[What to do]
In the data that follows, find each line containing "Basic" and copy it.

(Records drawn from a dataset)
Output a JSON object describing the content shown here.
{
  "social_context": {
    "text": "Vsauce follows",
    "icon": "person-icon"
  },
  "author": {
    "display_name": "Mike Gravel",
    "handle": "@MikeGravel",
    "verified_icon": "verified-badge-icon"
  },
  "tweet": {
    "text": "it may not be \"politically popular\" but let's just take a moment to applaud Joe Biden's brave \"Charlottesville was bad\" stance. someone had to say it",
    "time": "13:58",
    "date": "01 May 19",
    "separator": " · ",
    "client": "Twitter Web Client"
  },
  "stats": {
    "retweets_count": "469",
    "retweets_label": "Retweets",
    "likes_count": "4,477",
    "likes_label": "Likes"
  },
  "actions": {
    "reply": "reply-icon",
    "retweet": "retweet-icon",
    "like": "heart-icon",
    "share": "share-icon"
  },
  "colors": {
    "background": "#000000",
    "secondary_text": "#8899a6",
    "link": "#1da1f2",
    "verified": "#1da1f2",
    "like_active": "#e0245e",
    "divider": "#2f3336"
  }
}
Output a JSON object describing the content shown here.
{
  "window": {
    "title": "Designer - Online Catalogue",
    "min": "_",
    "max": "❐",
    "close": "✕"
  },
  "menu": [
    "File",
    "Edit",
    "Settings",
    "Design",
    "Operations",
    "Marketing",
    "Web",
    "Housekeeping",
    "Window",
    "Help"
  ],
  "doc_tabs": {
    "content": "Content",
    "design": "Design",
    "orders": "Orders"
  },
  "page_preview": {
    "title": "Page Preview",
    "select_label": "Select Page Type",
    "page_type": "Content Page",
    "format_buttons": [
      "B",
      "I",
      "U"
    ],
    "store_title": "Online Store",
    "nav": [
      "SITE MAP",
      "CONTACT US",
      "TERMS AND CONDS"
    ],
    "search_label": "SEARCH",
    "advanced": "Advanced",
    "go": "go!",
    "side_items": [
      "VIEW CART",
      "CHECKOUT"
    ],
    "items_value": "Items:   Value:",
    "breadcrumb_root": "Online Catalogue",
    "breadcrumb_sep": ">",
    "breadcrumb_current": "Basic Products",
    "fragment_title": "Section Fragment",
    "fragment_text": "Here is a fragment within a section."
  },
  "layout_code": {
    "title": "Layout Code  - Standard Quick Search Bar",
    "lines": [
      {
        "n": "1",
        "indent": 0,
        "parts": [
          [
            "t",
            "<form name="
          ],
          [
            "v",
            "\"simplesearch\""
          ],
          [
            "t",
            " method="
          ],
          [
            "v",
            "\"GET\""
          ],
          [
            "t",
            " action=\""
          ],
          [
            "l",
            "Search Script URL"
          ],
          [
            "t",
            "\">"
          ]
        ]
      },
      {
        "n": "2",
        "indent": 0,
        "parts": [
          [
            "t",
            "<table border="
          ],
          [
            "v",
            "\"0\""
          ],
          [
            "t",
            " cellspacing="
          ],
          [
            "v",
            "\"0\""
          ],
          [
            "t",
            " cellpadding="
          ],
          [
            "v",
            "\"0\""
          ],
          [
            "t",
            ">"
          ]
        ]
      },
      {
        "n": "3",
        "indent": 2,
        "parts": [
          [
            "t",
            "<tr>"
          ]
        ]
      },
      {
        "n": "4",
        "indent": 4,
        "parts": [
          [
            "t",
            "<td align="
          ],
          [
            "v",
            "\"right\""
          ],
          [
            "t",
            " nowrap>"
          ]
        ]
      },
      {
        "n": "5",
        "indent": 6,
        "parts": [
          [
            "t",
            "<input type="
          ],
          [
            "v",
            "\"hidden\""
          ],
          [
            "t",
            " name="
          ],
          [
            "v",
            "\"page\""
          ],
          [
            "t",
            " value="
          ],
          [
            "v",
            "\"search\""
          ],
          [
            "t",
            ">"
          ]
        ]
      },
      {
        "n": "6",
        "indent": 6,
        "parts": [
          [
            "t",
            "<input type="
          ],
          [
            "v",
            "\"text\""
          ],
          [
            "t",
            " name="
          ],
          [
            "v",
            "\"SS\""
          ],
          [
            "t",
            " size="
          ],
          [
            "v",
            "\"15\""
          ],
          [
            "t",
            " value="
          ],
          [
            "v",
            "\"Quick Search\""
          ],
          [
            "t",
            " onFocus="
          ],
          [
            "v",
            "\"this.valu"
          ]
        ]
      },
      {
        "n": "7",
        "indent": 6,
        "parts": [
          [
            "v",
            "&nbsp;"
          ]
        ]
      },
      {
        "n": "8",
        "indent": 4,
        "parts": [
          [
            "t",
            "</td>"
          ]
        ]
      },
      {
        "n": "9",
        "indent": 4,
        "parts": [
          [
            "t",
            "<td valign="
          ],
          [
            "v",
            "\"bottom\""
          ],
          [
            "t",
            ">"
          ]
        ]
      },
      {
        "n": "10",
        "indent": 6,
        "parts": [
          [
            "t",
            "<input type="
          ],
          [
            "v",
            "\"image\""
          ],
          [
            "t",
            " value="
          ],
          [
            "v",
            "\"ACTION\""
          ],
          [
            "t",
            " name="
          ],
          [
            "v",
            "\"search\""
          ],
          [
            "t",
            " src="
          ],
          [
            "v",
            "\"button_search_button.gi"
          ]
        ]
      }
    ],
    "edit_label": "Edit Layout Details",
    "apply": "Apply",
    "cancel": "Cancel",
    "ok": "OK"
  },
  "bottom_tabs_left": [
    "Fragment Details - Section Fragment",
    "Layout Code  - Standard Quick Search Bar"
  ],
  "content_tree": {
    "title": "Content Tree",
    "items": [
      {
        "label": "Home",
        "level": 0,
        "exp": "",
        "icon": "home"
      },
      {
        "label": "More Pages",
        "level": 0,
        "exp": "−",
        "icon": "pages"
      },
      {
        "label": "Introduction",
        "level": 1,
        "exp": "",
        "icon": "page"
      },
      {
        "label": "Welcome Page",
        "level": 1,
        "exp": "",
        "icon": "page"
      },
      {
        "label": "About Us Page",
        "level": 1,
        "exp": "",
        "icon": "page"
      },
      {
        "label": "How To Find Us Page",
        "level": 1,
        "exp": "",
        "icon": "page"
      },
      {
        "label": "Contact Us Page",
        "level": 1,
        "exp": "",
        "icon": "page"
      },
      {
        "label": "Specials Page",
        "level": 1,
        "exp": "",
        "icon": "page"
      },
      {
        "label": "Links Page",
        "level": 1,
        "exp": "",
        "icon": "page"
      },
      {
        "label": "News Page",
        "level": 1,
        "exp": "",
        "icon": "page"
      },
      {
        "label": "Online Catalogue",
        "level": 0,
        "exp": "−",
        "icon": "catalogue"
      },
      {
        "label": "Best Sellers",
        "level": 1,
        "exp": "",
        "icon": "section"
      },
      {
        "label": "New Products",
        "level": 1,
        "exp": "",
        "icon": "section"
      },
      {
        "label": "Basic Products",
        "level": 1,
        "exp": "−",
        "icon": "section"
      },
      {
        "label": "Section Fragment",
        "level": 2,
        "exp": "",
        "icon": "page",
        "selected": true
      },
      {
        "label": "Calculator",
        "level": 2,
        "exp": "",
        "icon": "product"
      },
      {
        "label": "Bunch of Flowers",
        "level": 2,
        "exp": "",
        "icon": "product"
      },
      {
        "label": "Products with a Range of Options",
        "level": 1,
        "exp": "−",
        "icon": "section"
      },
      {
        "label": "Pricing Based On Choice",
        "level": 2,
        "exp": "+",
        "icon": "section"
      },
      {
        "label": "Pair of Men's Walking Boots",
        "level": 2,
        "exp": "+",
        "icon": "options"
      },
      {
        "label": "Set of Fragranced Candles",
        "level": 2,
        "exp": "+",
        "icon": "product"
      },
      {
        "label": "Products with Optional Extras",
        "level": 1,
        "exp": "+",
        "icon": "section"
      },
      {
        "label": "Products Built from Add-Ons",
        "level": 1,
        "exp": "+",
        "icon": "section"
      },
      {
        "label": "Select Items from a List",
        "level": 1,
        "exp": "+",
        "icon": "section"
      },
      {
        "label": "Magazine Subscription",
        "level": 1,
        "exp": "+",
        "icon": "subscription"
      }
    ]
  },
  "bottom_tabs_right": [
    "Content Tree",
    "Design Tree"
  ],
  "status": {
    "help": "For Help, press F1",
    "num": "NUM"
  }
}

[Output of the task]
    "breadcrumb_current": "Basic Products",
        "label": "Basic Products",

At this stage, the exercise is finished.